With the right mindset and equipment and game type, you can add timers and points for staying X amount in-bounds and let the win-firsts include time taken as a first-class citizen in their evaluation of moves. I believe the best outcome I've ever had when doing this was to take two win-firsts (myself and a friend) and reduce our playtime of Mage Knight by a factor of almost 3x. And it was still very fun for both of us! The marginal gain of most of the thinking is small, so adding a small point penalty to "overthinking" is plenty sufficient to pare it down drastically.

I never thought I'd be posting about my mancrush here on LessWrong... but Heat’s Udonis Haslem ‘ain’t really here trying to be friends with nobody provides more context into the Heat's win-first culture.

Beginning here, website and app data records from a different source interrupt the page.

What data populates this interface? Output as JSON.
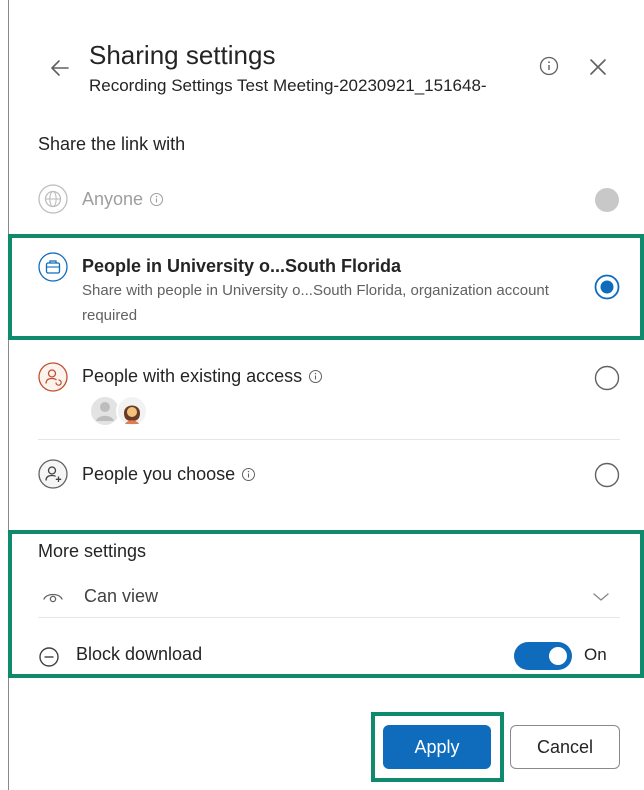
{
  "header": {
    "title": "Sharing settings",
    "subtitle": "Recording Settings Test Meeting-20230921_151648-"
  },
  "share_section": {
    "title": "Share the link with",
    "options": [
      {
        "label": "Anyone",
        "sublabel": "",
        "state": "disabled",
        "icon": "globe-icon"
      },
      {
        "label": "People in University o...South Florida",
        "sublabel": "Share with people in University o...South Florida, organization account required",
        "state": "selected",
        "icon": "building-icon"
      },
      {
        "label": "People with existing access",
        "sublabel": "",
        "state": "unselected",
        "icon": "person-sync-icon"
      },
      {
        "label": "People you choose",
        "sublabel": "",
        "state": "unselected",
        "icon": "person-add-icon"
      }
    ]
  },
  "more_settings": {
    "title": "More settings",
    "permission": "Can view",
    "block_download_label": "Block download",
    "block_download_state": "On",
    "block_download_on": true
  },
  "footer": {
    "apply_label": "Apply",
    "cancel_label": "Cancel"
  },
  "colors": {
    "accent": "#0f6cbd",
    "highlight": "#0f8a6c",
    "person_icon": "#c0502f"
  }
}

“I didn’t want to get too comfortable. I didn’t want to feel like home. I don’t want to get relaxed. I want to keep my edge. I want to stay focused on the task at hand. So, I’m sleeping on the couch right now, dog, with a room full of Chunky soup.”

What kind of impact have you had on Heat culture?

I don’t say much, but I want to let everybody know, make no mistake, when you come to this locker room, I’m who you got to answer to. We have a lot of leaders on this court. Dwyane was the greatest player to ever come through the Miami Heat organization. He is the leader on the court. LeBron [James], all those dudes. … I understand who scores all the points, but when you come in that locker room and you got to get with this culture, and the expectations of what we expect from you, I’m who you got to deal with. You see how that works out for some people. Everybody ain’t built for it.

For the people who don’t know, how would you define the culture?

If I’m 40 years old, and 6% body fat, I go running and do 10 suicide [sprints]. What do you think I’m going to expect out of a 22-year-old? I have no understanding why you can’t. There is no, ‘I can’t.’

Now that you’re seeing Butler up close, what makes him special?

You don’t see guys that attack every game and every possession and really try to win every game and every possession. This league, you’ll see a guy that’ll say, ‘We’ll get on the next game. I’ll take this possession off and take a break.’ I know guys that rest throughout the game. I was never one of those guys that rested throughout the game. I literally tried to play every possession as hard as I could, offensively or defensively.

That’s what I love about Jimmy. He literally doesn’t give a s—. Don’t care who he got to guard, really doesn’t care. He’s going to play as hard as he physically can, every possession. I never have to have a conversation with Jimmy about his effort. Never. That’s what I love about him.

Great post.

I’m not parsing this line, what did the coach do? I don’t get why instructing a player would be embarrassing.

...obvious examples being when a coach publicly instructed one player who refused to follow instructions, a star player being noticeably out of shape and heavyset and suffering at the end of games, things like that

It'd take a few paragraphs to tell the whole story if you don't already follow basketball, but this —

Long story really short, the 76ers have a player who is an incredible athlete but doesn't feel comfortable taking jump shots far away from the basketball hoop.

Thus, defenses can ignore him when he's out on the perimeter.

His coach told him publicly to take one 3-point shot per game. Coach said he doesn't even care if he hits it or not.

The player basically refused to do it. 

It's more detailed than that, but the 80/20 is a young incredible athlete with immense potential on the team refused to follow his coach's (incredibly reasonable) instruction. 

In most sports and at most levels of play in sports, that'd get you benched by the coach. 

But in the NBA, when a coach and star player feud, the coach gets fired around 9 times out of 10. (The other time, the star player gets traded. But the coach usually gets fired first in the NBA.)

Thx for the explanation!